__Work request__:
The result should be a faithful copy of every entry below, with the pictures left out.

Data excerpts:
──────────────────────────────

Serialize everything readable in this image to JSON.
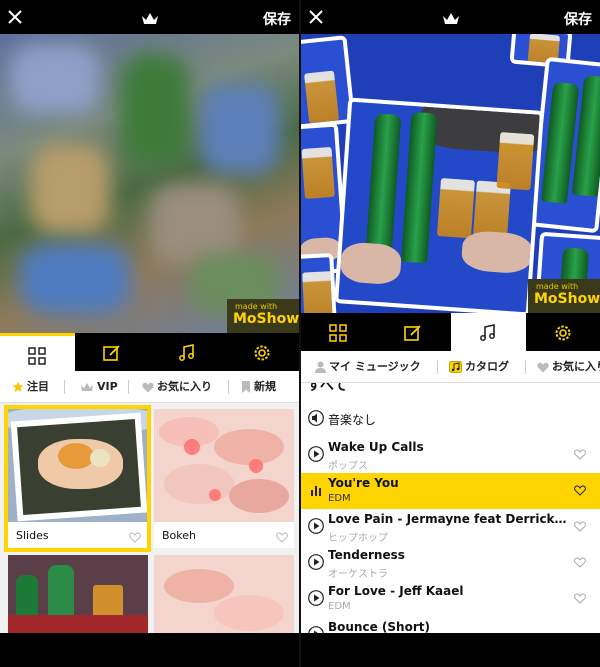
{
  "left": {
    "topbar": {
      "save": "保存"
    },
    "badge": {
      "made": "made with",
      "brand": "MoShow"
    },
    "filters": [
      {
        "label": "注目",
        "icon": "star-icon"
      },
      {
        "label": "VIP",
        "icon": "crown-icon"
      },
      {
        "label": "お気に入り",
        "icon": "heart-icon"
      },
      {
        "label": "新規",
        "icon": "bookmark-icon"
      }
    ],
    "templates": [
      {
        "name": "Slides"
      },
      {
        "name": "Bokeh"
      }
    ]
  },
  "right": {
    "topbar": {
      "save": "保存"
    },
    "badge": {
      "made": "made with",
      "brand": "MoShow"
    },
    "filters": [
      {
        "label": "マイ ミュージック",
        "icon": "person-icon"
      },
      {
        "label": "カタログ",
        "icon": "music-folder-icon"
      },
      {
        "label": "お気に入り",
        "icon": "heart-icon"
      }
    ],
    "list_header": "すべて",
    "no_music": "音楽なし",
    "tracks": [
      {
        "title": "Wake Up Calls",
        "genre": "ポップス"
      },
      {
        "title": "You're You",
        "genre": "EDM"
      },
      {
        "title": "Love Pain - Jermayne feat Derrick Tho...",
        "genre": "ヒップホップ"
      },
      {
        "title": "Tenderness",
        "genre": "オーケストラ"
      },
      {
        "title": "For Love - Jeff Kaael",
        "genre": "EDM"
      },
      {
        "title": "Bounce (Short)",
        "genre": ""
      }
    ]
  },
  "colors": {
    "accent": "#ffd400",
    "bar": "#000000"
  }
}
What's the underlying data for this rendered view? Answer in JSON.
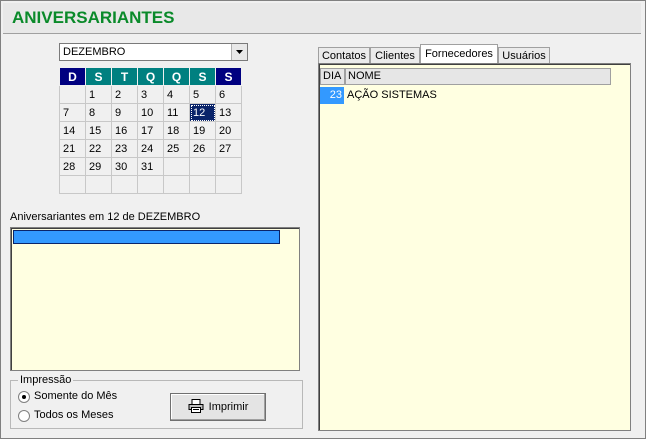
{
  "window": {
    "title": "ANIVERSARIANTES"
  },
  "calendar": {
    "month": "DEZEMBRO",
    "weekdays": [
      "D",
      "S",
      "T",
      "Q",
      "Q",
      "S",
      "S"
    ],
    "weeks": [
      [
        "",
        "1",
        "2",
        "3",
        "4",
        "5",
        "6"
      ],
      [
        "7",
        "8",
        "9",
        "10",
        "11",
        "12",
        "13"
      ],
      [
        "14",
        "15",
        "16",
        "17",
        "18",
        "19",
        "20"
      ],
      [
        "21",
        "22",
        "23",
        "24",
        "25",
        "26",
        "27"
      ],
      [
        "28",
        "29",
        "30",
        "31",
        "",
        "",
        ""
      ],
      [
        "",
        "",
        "",
        "",
        "",
        "",
        ""
      ]
    ],
    "selected_day": "12"
  },
  "birthdays": {
    "label": "Aniversariantes em 12 de DEZEMBRO",
    "items": [
      ""
    ]
  },
  "print": {
    "group_label": "Impressão",
    "option_month": "Somente do Mês",
    "option_all": "Todos os Meses",
    "selected": "month",
    "button_label": "Imprimir"
  },
  "tabs": {
    "items": [
      "Contatos",
      "Clientes",
      "Fornecedores",
      "Usuários"
    ],
    "active": "Fornecedores"
  },
  "grid": {
    "columns": [
      "DIA",
      "NOME"
    ],
    "rows": [
      {
        "dia": "23",
        "nome": "AÇÃO SISTEMAS"
      }
    ]
  },
  "colors": {
    "title": "#0a8a2a",
    "weekday_dark": "#000080",
    "weekday_teal": "#008080",
    "list_bg": "#ffffe1",
    "selection": "#3399ff"
  }
}
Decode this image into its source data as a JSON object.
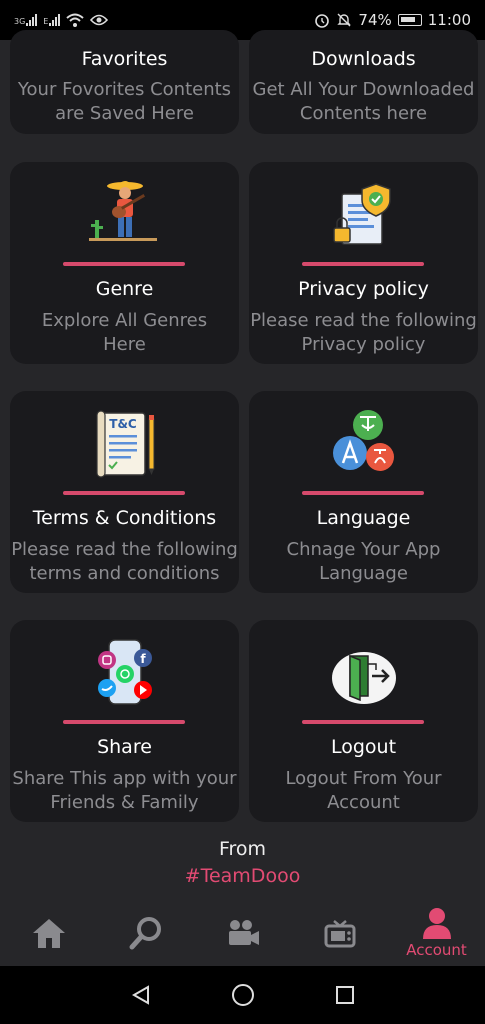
{
  "status_bar": {
    "network_1": "3G",
    "network_2": "E",
    "battery": "74%",
    "time": "11:00"
  },
  "cards": [
    {
      "title": "Favorites",
      "desc": [
        "Your Fovorites Contents",
        "are Saved Here"
      ]
    },
    {
      "title": "Downloads",
      "desc": [
        "Get All Your Downloaded",
        "Contents here"
      ]
    },
    {
      "title": "Genre",
      "desc": [
        "Explore All Genres",
        "Here"
      ]
    },
    {
      "title": "Privacy policy",
      "desc": [
        "Please read the following",
        "Privacy policy"
      ]
    },
    {
      "title": "Terms & Conditions",
      "desc": [
        "Please read the following",
        "terms and conditions"
      ]
    },
    {
      "title": "Language",
      "desc": [
        "Chnage Your App",
        "Language"
      ]
    },
    {
      "title": "Share",
      "desc": [
        "Share This app with your",
        "Friends & Family"
      ]
    },
    {
      "title": "Logout",
      "desc": [
        "Logout From Your",
        "Account"
      ]
    }
  ],
  "terms_icon_text": "T&C",
  "footer": {
    "from": "From",
    "tag": "#TeamDooo"
  },
  "tabs": [
    {
      "icon": "home-icon"
    },
    {
      "icon": "search-icon"
    },
    {
      "icon": "video-camera-icon"
    },
    {
      "icon": "tv-icon"
    },
    {
      "icon": "account-icon",
      "label": "Account"
    }
  ],
  "colors": {
    "accent": "#e24b73",
    "card_bg": "#1a1a1d",
    "page_bg": "#262629",
    "divider": "#d64a6c"
  }
}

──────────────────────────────

__Reply__:
Serialize everything readable in this image to JSON.
{
  "left": {
    "topbar": {
      "save": "保存"
    },
    "badge": {
      "made": "made with",
      "brand": "MoShow"
    },
    "filters": [
      {
        "label": "注目",
        "icon": "star-icon"
      },
      {
        "label": "VIP",
        "icon": "crown-icon"
      },
      {
        "label": "お気に入り",
        "icon": "heart-icon"
      },
      {
        "label": "新規",
        "icon": "bookmark-icon"
      }
    ],
    "templates": [
      {
        "name": "Slides"
      },
      {
        "name": "Bokeh"
      }
    ]
  },
  "right": {
    "topbar": {
      "save": "保存"
    },
    "badge": {
      "made": "made with",
      "brand": "MoShow"
    },
    "filters": [
      {
        "label": "マイ ミュージック",
        "icon": "person-icon"
      },
      {
        "label": "カタログ",
        "icon": "music-folder-icon"
      },
      {
        "label": "お気に入り",
        "icon": "heart-icon"
      }
    ],
    "list_header": "すべて",
    "no_music": "音楽なし",
    "tracks": [
      {
        "title": "Wake Up Calls",
        "genre": "ポップス"
      },
      {
        "title": "You're You",
        "genre": "EDM"
      },
      {
        "title": "Love Pain - Jermayne feat Derrick Tho...",
        "genre": "ヒップホップ"
      },
      {
        "title": "Tenderness",
        "genre": "オーケストラ"
      },
      {
        "title": "For Love - Jeff Kaael",
        "genre": "EDM"
      },
      {
        "title": "Bounce (Short)",
        "genre": ""
      }
    ]
  },
  "colors": {
    "accent": "#ffd400",
    "bar": "#000000"
  }
}
What's the underlying data for this rendered view? Answer in JSON.
{
  "window": {
    "title": "ANIVERSARIANTES"
  },
  "calendar": {
    "month": "DEZEMBRO",
    "weekdays": [
      "D",
      "S",
      "T",
      "Q",
      "Q",
      "S",
      "S"
    ],
    "weeks": [
      [
        "",
        "1",
        "2",
        "3",
        "4",
        "5",
        "6"
      ],
      [
        "7",
        "8",
        "9",
        "10",
        "11",
        "12",
        "13"
      ],
      [
        "14",
        "15",
        "16",
        "17",
        "18",
        "19",
        "20"
      ],
      [
        "21",
        "22",
        "23",
        "24",
        "25",
        "26",
        "27"
      ],
      [
        "28",
        "29",
        "30",
        "31",
        "",
        "",
        ""
      ],
      [
        "",
        "",
        "",
        "",
        "",
        "",
        ""
      ]
    ],
    "selected_day": "12"
  },
  "birthdays": {
    "label": "Aniversariantes em 12 de DEZEMBRO",
    "items": [
      ""
    ]
  },
  "print": {
    "group_label": "Impressão",
    "option_month": "Somente do Mês",
    "option_all": "Todos os Meses",
    "selected": "month",
    "button_label": "Imprimir"
  },
  "tabs": {
    "items": [
      "Contatos",
      "Clientes",
      "Fornecedores",
      "Usuários"
    ],
    "active": "Fornecedores"
  },
  "grid": {
    "columns": [
      "DIA",
      "NOME"
    ],
    "rows": [
      {
        "dia": "23",
        "nome": "AÇÃO SISTEMAS"
      }
    ]
  },
  "colors": {
    "title": "#0a8a2a",
    "weekday_dark": "#000080",
    "weekday_teal": "#008080",
    "list_bg": "#ffffe1",
    "selection": "#3399ff"
  }
}
Decode this image into its source data as a JSON object.
{
  "status_bar": {
    "network_1": "3G",
    "network_2": "E",
    "battery": "74%",
    "time": "11:00"
  },
  "cards": [
    {
      "title": "Favorites",
      "desc": [
        "Your Fovorites Contents",
        "are Saved Here"
      ]
    },
    {
      "title": "Downloads",
      "desc": [
        "Get All Your Downloaded",
        "Contents here"
      ]
    },
    {
      "title": "Genre",
      "desc": [
        "Explore All Genres",
        "Here"
      ]
    },
    {
      "title": "Privacy policy",
      "desc": [
        "Please read the following",
        "Privacy policy"
      ]
    },
    {
      "title": "Terms & Conditions",
      "desc": [
        "Please read the following",
        "terms and conditions"
      ]
    },
    {
      "title": "Language",
      "desc": [
        "Chnage Your App",
        "Language"
      ]
    },
    {
      "title": "Share",
      "desc": [
        "Share This app with your",
        "Friends & Family"
      ]
    },
    {
      "title": "Logout",
      "desc": [
        "Logout From Your",
        "Account"
      ]
    }
  ],
  "terms_icon_text": "T&C",
  "footer": {
    "from": "From",
    "tag": "#TeamDooo"
  },
  "tabs": [
    {
      "icon": "home-icon"
    },
    {
      "icon": "search-icon"
    },
    {
      "icon": "video-camera-icon"
    },
    {
      "icon": "tv-icon"
    },
    {
      "icon": "account-icon",
      "label": "Account"
    }
  ],
  "colors": {
    "accent": "#e24b73",
    "card_bg": "#1a1a1d",
    "page_bg": "#262629",
    "divider": "#d64a6c"
  }
}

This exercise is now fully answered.